- It’s nice when cis, hetero, white guys…
- …remember that they are not the default.
- …remember that women, people of color, LGBT folks and all the rest of us exist, and use language and actions that reflect this.
- …form groups (podcasts, editorial boards, web fora, panels, boardgame clubs, etc. etc.) that don’t consist solely of cis, hetero, white guys.
- …realize that “woman”, “person of color” or “LGBT person” is not and cannot be a person’s sole defining characteristic.
- …understand that having (for example) more than one woman in a group is not somehow more than necessary, nor is it a passing or occasional fancy. You don’t round out your gaming group, podcast, editorial board or concomm by occasionally having one woman, or one gay guy, or one person of color. Treating it that way is tokenism.
- …work for including marginalized folks, even when it’s not easy.
- …note it loudly when women, LGBT people, people of color, etc. are being excluded.
- …argue in favor of inclusion.
- …realize it isn’t their place to “allow” or “include” diversity. Diversity doesn’t come from the top down.
- …know when to stand down and get out of the way so women, LGBT people, people of color, etc. can get our voices heard.
- Gaming and fandom in general can be great places to have fun. We should make sure that the largest possible number of people get to do that, without harshing anyone else’s squee.
Those are my principles, such as they are. That’s what I try to live by and work for these days in fandom.
Hmm, still not all that brief. Well, these issues are complex.

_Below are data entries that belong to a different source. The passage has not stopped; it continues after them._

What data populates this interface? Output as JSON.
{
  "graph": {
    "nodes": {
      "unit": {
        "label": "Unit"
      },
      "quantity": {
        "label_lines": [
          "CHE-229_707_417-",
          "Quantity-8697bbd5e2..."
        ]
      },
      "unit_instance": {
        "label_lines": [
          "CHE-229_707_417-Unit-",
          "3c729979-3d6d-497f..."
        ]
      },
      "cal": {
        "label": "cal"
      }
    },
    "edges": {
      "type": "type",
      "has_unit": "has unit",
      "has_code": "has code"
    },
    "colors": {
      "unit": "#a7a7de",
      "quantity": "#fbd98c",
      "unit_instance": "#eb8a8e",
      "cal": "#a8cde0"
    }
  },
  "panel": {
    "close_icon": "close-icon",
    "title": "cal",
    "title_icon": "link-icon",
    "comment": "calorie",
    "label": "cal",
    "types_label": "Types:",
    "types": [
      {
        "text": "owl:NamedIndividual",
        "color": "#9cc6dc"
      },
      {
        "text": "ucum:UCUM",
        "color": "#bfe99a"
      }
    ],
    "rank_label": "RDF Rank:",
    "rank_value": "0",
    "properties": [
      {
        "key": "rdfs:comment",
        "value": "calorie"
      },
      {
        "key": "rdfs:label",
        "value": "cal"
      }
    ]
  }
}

Hopefully I’ve said it all clearly enough.
I love gaming, and fandom in general. I enjoy many aspects of this great family of hobbies, in many different ways. I intend to keep enjoying them in all the ways I can, as long as I can. And I intend to keep working to make sure lots of different people get the opportunity to do the same, in all the ways I can.